Somewhere in the world
Someone is cold, be aware.
And while you’re feeling young
Someone is old, be aware.
And while your stomach’s full
Somewhere in this world
Someone is hungry.
When there is so much, should
anyone be hungry?
Somewhere in the world
People are weak, be aware.
And while you speak your mind
Others can’t speak, be aware.
And while your children sleep
Somewhere in this world
A child is homeless.
When there is so much, should any
child be homeless?
Oh no, not even one child.
Be aware.
Bacharach & David

Be Present

A key to staying awake is to be fully present. Being in the present moment —the here and now— means that we are mindful of what is happening right now. After all, the present is the space where our lives unfold. Being present means being free from the noise of internal dialogue and not being distracted by ruminating on the past or projecting into the future. Being able to summon this state of mind —and staying in it for even a short while— takes practice.
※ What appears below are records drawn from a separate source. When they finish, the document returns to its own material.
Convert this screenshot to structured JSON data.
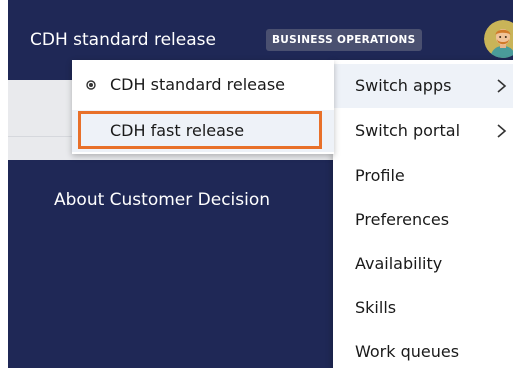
{
  "header": {
    "app_title": "CDH standard release",
    "badge": "BUSINESS OPERATIONS",
    "avatar_icon": "user-avatar-icon"
  },
  "main": {
    "heading": "About Customer Decision"
  },
  "app_switcher": {
    "items": [
      {
        "label": "CDH standard release",
        "current": true
      },
      {
        "label": "CDH fast release",
        "current": false
      }
    ],
    "highlight_color": "#e8702a"
  },
  "user_menu": {
    "items": [
      {
        "label": "Switch apps",
        "has_submenu": true
      },
      {
        "label": "Switch portal",
        "has_submenu": true
      },
      {
        "label": "Profile"
      },
      {
        "label": "Preferences"
      },
      {
        "label": "Availability"
      },
      {
        "label": "Skills"
      },
      {
        "label": "Work queues"
      }
    ]
  },
  "colors": {
    "header_bg": "#1f2856",
    "body_bg": "#1f2856",
    "menu_bg": "#ffffff",
    "hover_bg": "#eef2f8"
  }
}
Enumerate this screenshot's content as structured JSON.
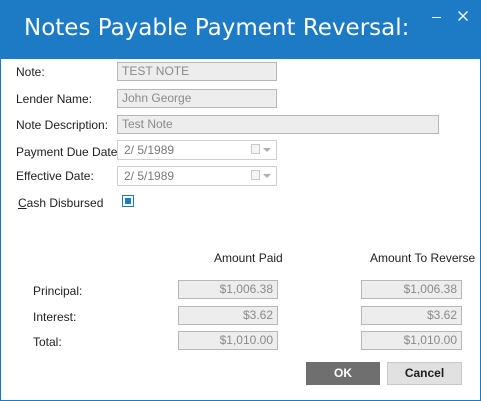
{
  "window": {
    "title": "Notes Payable Payment Reversal:",
    "accent_color": "#1c7bc4"
  },
  "form": {
    "note_label": "Note:",
    "note_value": "TEST NOTE",
    "lender_label": "Lender Name:",
    "lender_value": "John George",
    "description_label": "Note Description:",
    "description_value": "Test Note",
    "payment_due_label": "Payment Due Date:",
    "payment_due_value": "2/  5/1989",
    "effective_label": "Effective Date:",
    "effective_value": "2/  5/1989",
    "cash_disbursed_label_prefix": "C",
    "cash_disbursed_label_rest": "ash Disbursed",
    "cash_disbursed_checked": true
  },
  "amounts": {
    "col_paid": "Amount Paid",
    "col_reverse": "Amount To Reverse",
    "rows": [
      {
        "label": "Principal:",
        "paid": "$1,006.38",
        "reverse": "$1,006.38"
      },
      {
        "label": "Interest:",
        "paid": "$3.62",
        "reverse": "$3.62"
      },
      {
        "label": "Total:",
        "paid": "$1,010.00",
        "reverse": "$1,010.00"
      }
    ]
  },
  "buttons": {
    "ok": "OK",
    "cancel": "Cancel"
  },
  "icons": {
    "minimize": "minimize-icon",
    "close": "close-icon",
    "calendar": "calendar-icon",
    "dropdown": "chevron-down-icon"
  }
}
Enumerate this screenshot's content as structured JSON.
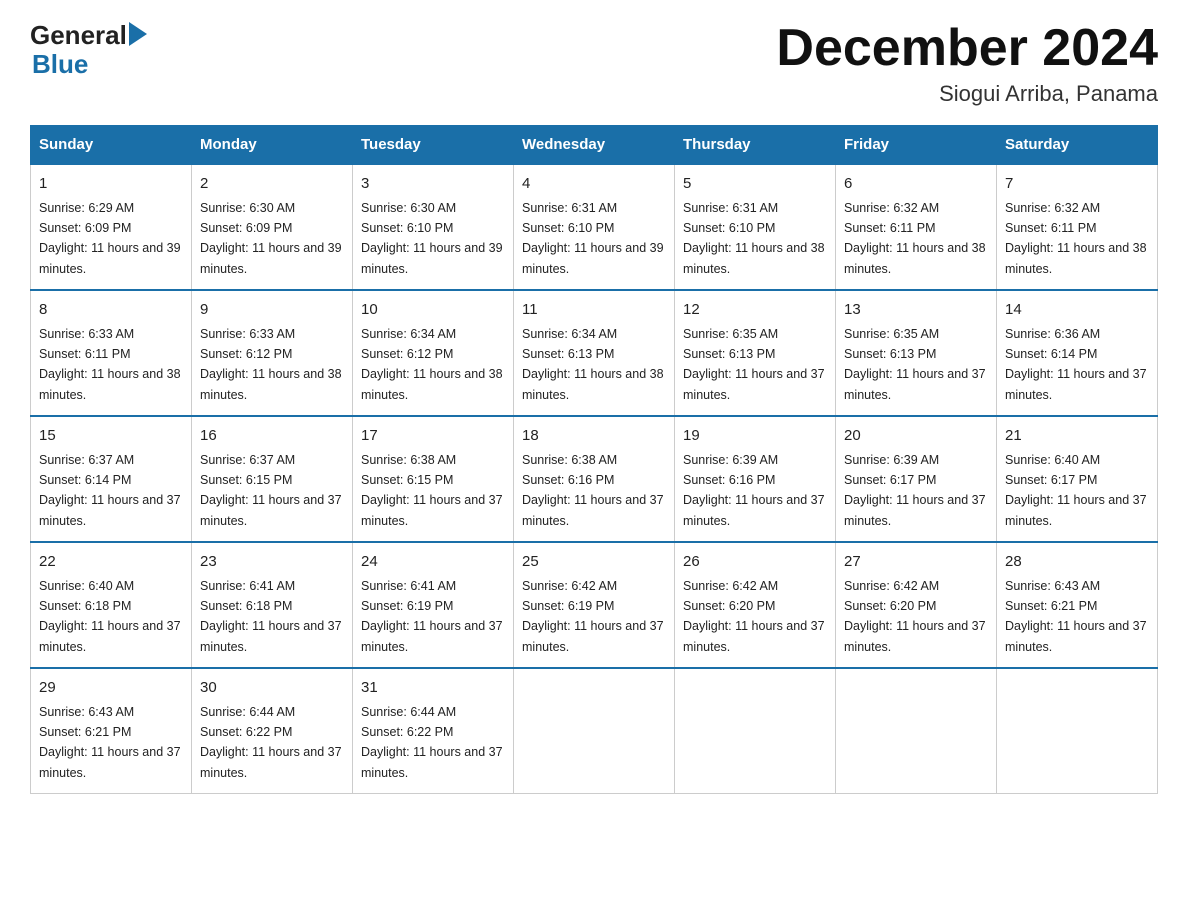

The mind naturally wanders, but when we are able to be present, we can experience things more fully; setting aside our thoughts, our judgements, and just be, with open awareness.

Appreciating the fall leaves, listening to the crunch under your feet as you walk on the winter snow, smelling the scent of fresh-cut grass, feeling the warmth of the summer sun — these simple acts of presence slow life down and help us go through each day feeling more alive, awake, and content.

Being present when we’re interacting with others means we’re not thinking ahead to our rebuttal to what someone is saying. We’re not interrupting with our own story of a similar experience. We’re not passing judgment or giving advice. We’re simply being present with each other.

We have fallen into the habit of occupying our minds far away from the present moment. By returning to the present we experience life in each moment as if it were new. Seeing with fresh eyes allows us to notice our interconnected lives in a complex world.

Paying attention, and being aware and present, are critical keys to staying awake as we open ourselves to a Generative Communication mindset. Generative Communication is an intentional co-creation that aims for mutually desired outcomes through conversation. Outcomes might be a deeper understanding of complicated issues, an admiration for alternative viewpoints, or practical solutions to intractable problems. 

When individuals interact with one another for a common goal, communication becomes community. When communication is generative, it becomes a vehicle for learning, growth and transformation. It creates something new, expands perspectives, and inspires action that resolves an insurmountable challenge.

The future is ours, and it is possible to create a better world—together—though generative communication!

For more information on creating healthy forms of communication in your life, contact Mary A. Ferdig, Ph.D. today.